The big payday at Churchill Downs (NASDAQ:CHDN) is the Kentucky Derby. Unfortunately, that won't show up until the second quarter. What we have to chew on now is first-quarter revenue, which while up 5.6%, drove a wider net loss, nonetheless. That is not a winning combination.

And while the first quarter is light on thoroughbred racing, President and CEO Thomas Meeker used the press release to talk about "alternative gaming" anyway. "We believe that the long-term success of our company and the industry depend upon a level playing field with competitors in the gaming industry," Meeker explains.

He's not talking about horses. Indeed, plenty of racing facilities host gaming (gambling). Empire Resorts (NASDAQ:NYNY) is building a casino adjacent to its harness racetrack 40 miles from New York City. Unfortunately for Empire, Caesars Entertainment (NYSE:CZR) will offer a resort in the area without the need to check to see if you are downwind.

Perhaps the best marriage of horse racing and gaming is Penn National (NASDAQ:PENN), which started gaming at its West Virginia racetrack in 1997 and has been expanding ever since. The West Virginia operations contributed 28% of revenue in 2003 and 35% of EBITDA.

Even casino heavyweight Harrah's Entertainment (NYSE:HET) has made clear its liking for the combined racetrack-casino format. It paid $94 million for Louisiana Downs in Dec. 2002. So clearly, there is something to the combination.

For now, Churchill has to make money from racing. For full-year 2004, that's expected to be $1.70 per share, down from the $1.80 it earned in 2003, though analysts expect the company to return to the $1.80 level in 2005. In other words, for 22 times earnings, you get a company with earnings going nowhere, a debt-to-equity ratio that's dicey at 48%, and the need for state legislation to help improve its margins.

Feeling lucky? Why bet on a horse standing still at the gate?

Is anyone else surprised that only 250,000 people registered for the free contest to win $5 million by picking the exact order of finish for the 18 horses in the Kentucky Derby? No person got the order right but one person picked the first five finishers in order -- and won $25,000. If she had bet the superfecta she would have won $41,380 - but that's not free!
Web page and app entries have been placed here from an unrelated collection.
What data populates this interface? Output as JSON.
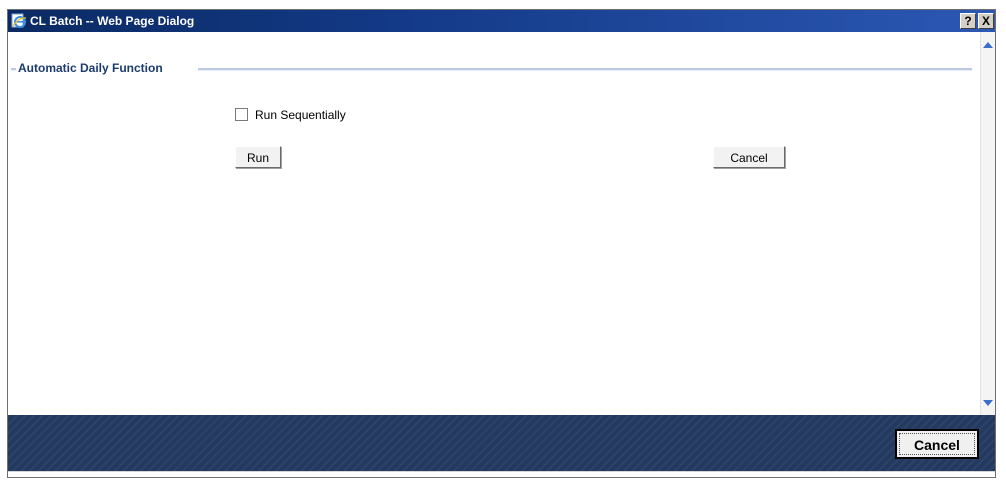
{
  "window": {
    "title": "CL Batch -- Web Page Dialog",
    "help_label": "?",
    "close_label": "X"
  },
  "section": {
    "legend": "Automatic Daily Function"
  },
  "options": {
    "run_sequentially_label": "Run Sequentially",
    "run_sequentially_checked": false
  },
  "buttons": {
    "run_label": "Run",
    "cancel_label": "Cancel"
  },
  "footer": {
    "cancel_label": "Cancel"
  },
  "colors": {
    "titlebar": "#133a87",
    "legend_text": "#1c3b70",
    "footer_bg": "#23395f",
    "scroll_arrow": "#3a6ec8"
  }
}
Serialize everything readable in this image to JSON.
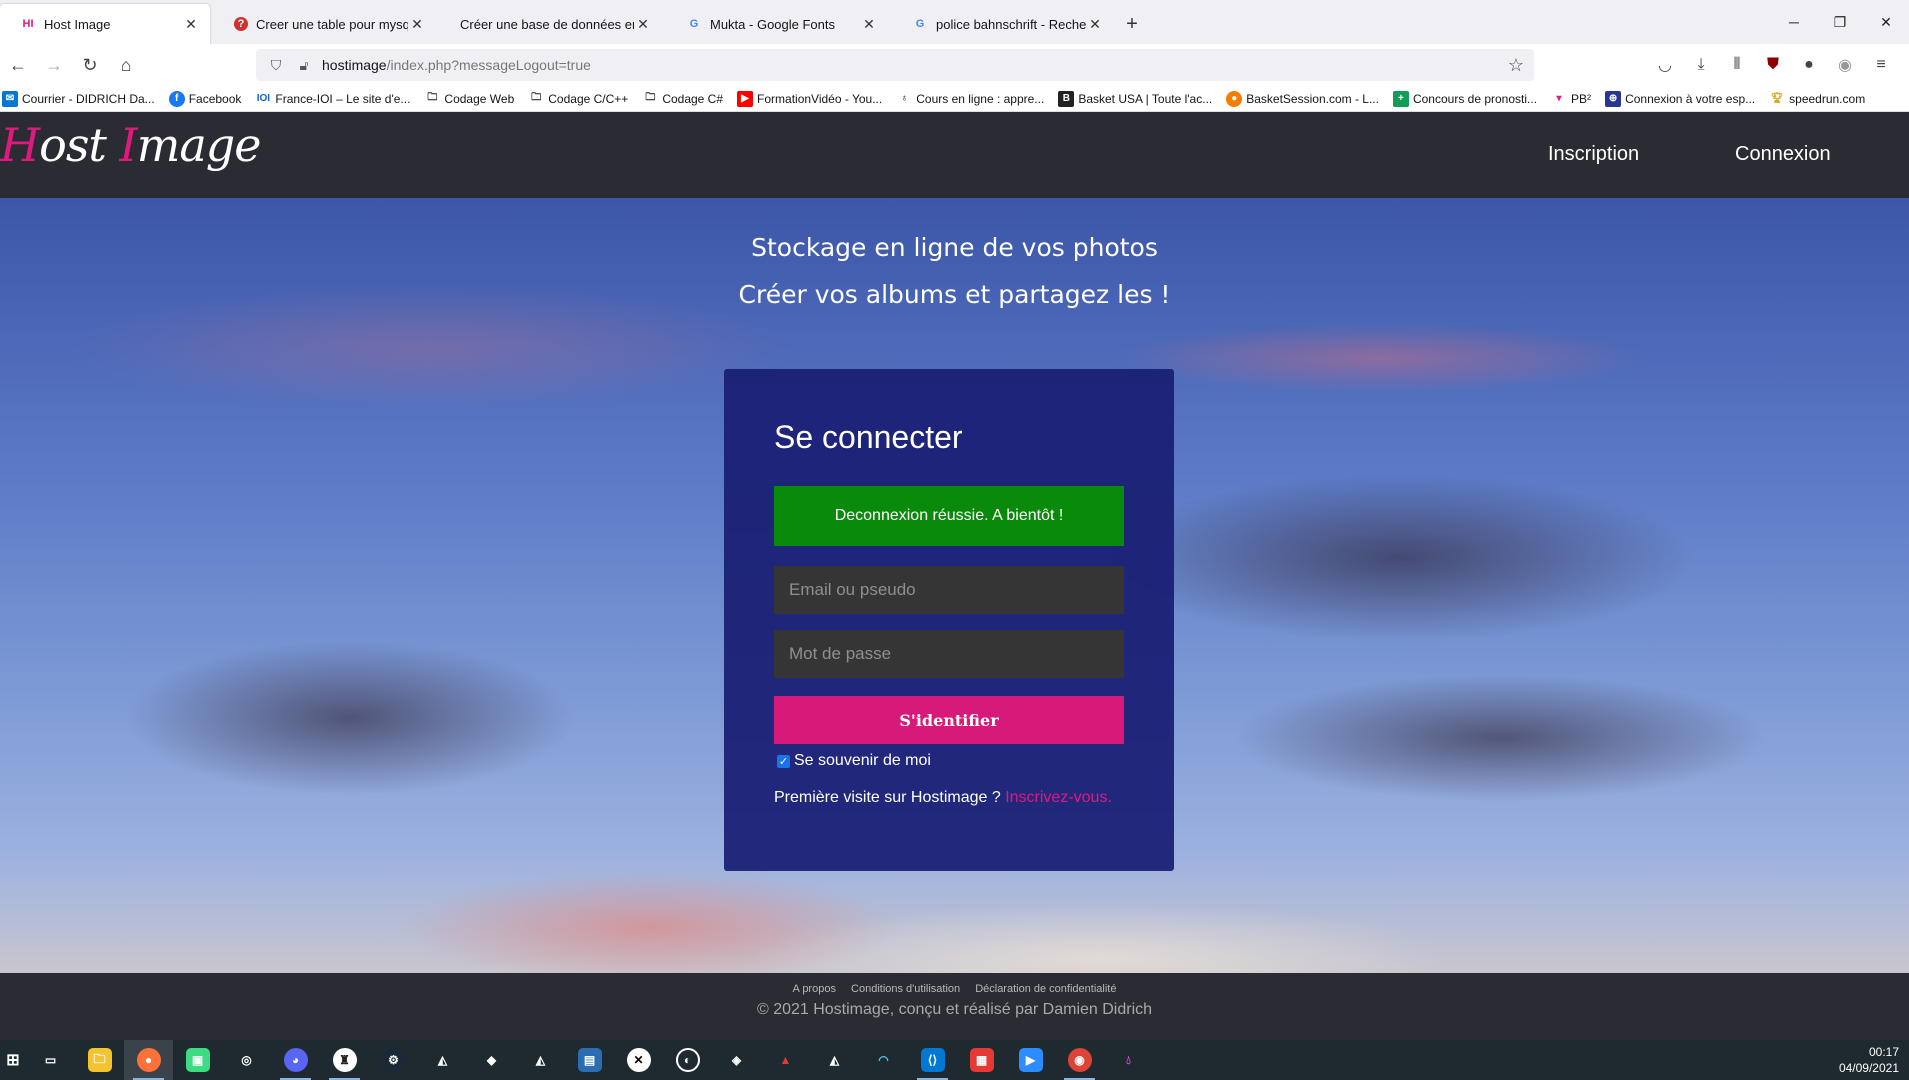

Want to discuss Churchill Downs and Harrah's Entertainment with other investors? Try The Motley discussion board.

Fool contributor W.D. Crotty does not own stock in any of the companies mentioned.